• [Dataset entries]:
::::::

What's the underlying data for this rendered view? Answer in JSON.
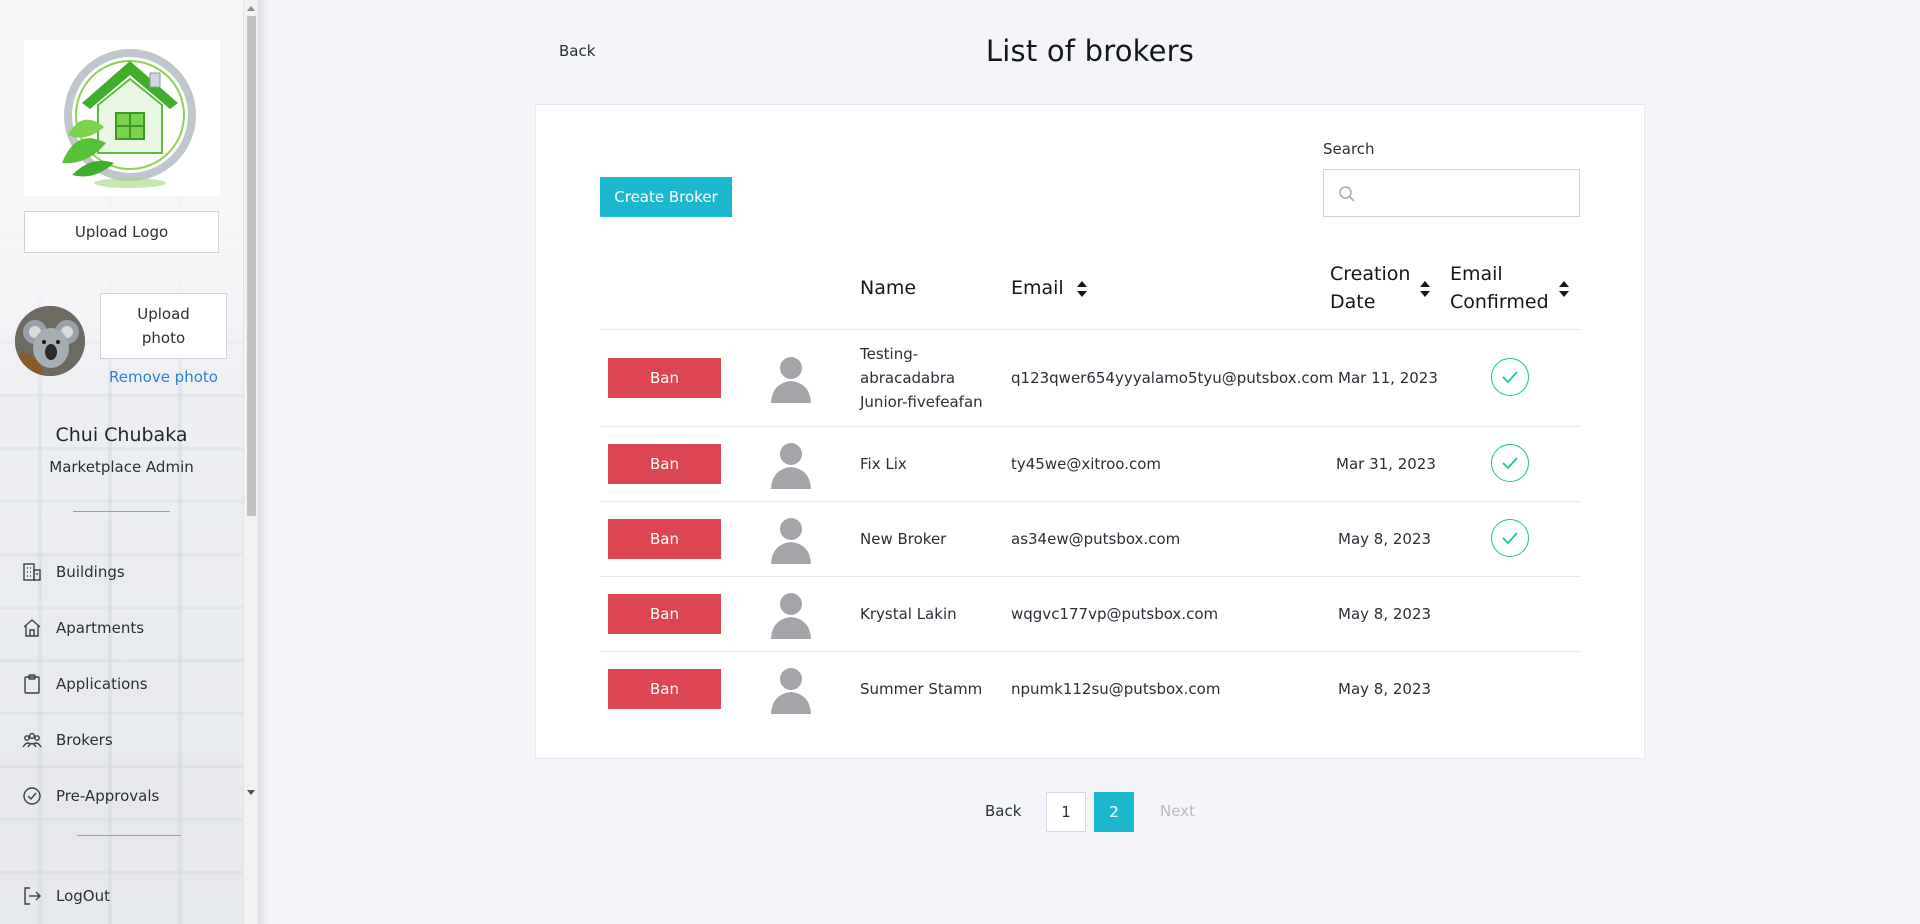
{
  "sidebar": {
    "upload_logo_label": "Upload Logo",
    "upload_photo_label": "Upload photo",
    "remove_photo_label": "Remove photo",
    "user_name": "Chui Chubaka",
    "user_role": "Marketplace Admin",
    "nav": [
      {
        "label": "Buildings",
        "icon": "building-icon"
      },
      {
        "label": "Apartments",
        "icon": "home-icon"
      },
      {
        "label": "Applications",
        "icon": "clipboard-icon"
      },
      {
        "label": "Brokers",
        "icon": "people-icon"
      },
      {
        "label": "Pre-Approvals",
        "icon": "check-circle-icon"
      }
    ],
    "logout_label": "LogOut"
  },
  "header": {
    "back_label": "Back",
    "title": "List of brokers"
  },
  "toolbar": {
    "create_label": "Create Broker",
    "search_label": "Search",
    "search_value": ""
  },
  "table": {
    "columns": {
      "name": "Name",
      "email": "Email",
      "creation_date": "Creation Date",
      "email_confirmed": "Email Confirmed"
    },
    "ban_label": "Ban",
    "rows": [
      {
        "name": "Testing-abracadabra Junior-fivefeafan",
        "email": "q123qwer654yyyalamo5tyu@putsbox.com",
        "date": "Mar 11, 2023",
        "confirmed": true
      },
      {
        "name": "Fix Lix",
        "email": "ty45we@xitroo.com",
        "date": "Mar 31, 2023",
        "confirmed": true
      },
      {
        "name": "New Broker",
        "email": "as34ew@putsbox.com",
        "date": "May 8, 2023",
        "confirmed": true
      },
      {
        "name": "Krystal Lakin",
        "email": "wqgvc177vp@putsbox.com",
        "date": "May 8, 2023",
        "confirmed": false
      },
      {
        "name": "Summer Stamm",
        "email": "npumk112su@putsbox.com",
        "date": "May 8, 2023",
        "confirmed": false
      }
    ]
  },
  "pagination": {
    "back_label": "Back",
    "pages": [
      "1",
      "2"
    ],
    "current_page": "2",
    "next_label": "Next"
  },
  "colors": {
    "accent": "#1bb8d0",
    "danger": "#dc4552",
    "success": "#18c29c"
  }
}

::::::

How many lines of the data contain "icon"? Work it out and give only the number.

5